Horde Familiar (left): Through the use of his shapeshifting and magical abilities, Horde Prime can focus his life force to temporarily create a small demonic familiar to act as a spy or messenger. Horde Prime can see through the eyes of these creatures, and act through them. These extensions of Horde Prime were generally reserved for the gravest situations, such as delivering critical information to Hordak without risk of interception. Many rebels have made the fatal mistake of judging Horde Familiars by their relatively small size, failing to realize that a creature with even just a fraction of Horde Prime’s cosmic power is still a formidable foe.
Horde Prime Reborn (right): With the revelation that the two most powerful beings on Eternia (He-Man and Skeletor) had disappeared from the planet, Horde Prime realized that it was the time to strike. Forcing an acceleration of his regeneration, through arcane lore and untested science, Horde Prime is reborn! The cruel leader of the Horde is still regaining his god-like levels of power, but even still he is perhaps the most feared being in the universe. While Hordak holds the Etherian front, Horde Prime leads the invasion of Eternia. Horde Prime seeks nothing less than the utter subjugation of He-Man’s homeworld, after which he will return to Etheria to crush his old enemy Light Hope.
If this were a toy, I would see Horde Prime’s throne room as a playset, with his giant form being molded into the facade of the regeneration chamber, and his giant arm being a spring-loaded capture claw. Of course, the highly sought-after Horde Prime Reborn action figure would be packed in exclusively with the playset.
Today’s post is still under construction! Or, at least what was today’s post is still under construction. So instead, you get this quickie:
Two manifestations of my raging ego in one week. WHAT A TREAT.
No flashback for this Friday, as promised! Instead, you get the Mugato from the original Star Trek series–the version on the left is based on the creature’s original appearance, and the version on the right is based on the inexplicably innacurate vintage action figure produced by Mego:

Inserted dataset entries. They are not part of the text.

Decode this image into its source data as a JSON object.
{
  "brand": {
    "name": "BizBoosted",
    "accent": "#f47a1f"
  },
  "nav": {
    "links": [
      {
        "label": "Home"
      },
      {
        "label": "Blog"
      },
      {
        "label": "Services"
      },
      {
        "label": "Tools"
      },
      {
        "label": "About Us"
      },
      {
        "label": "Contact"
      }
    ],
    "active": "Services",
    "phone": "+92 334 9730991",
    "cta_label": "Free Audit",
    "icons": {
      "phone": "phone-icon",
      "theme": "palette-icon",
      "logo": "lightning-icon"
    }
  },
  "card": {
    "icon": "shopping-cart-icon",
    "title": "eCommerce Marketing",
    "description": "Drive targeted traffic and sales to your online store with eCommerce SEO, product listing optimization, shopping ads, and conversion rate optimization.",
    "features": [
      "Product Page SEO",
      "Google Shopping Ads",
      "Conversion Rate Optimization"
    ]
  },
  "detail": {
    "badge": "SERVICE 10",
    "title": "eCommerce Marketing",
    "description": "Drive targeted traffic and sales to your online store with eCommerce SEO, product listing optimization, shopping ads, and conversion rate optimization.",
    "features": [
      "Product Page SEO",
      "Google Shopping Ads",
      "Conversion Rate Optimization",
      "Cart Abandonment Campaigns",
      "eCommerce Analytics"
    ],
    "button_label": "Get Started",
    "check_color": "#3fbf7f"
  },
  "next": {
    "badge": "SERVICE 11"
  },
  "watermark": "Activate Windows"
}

I like to think of the clothed version as what the Mugato species would look like after evolving increased intelligence and developing culture and tools. Maybe in another couple of thousand years, the Mugato will evolve a better sense of fashion. Ha!
*Sound of nerd being mauled by highly-evolved Mugato*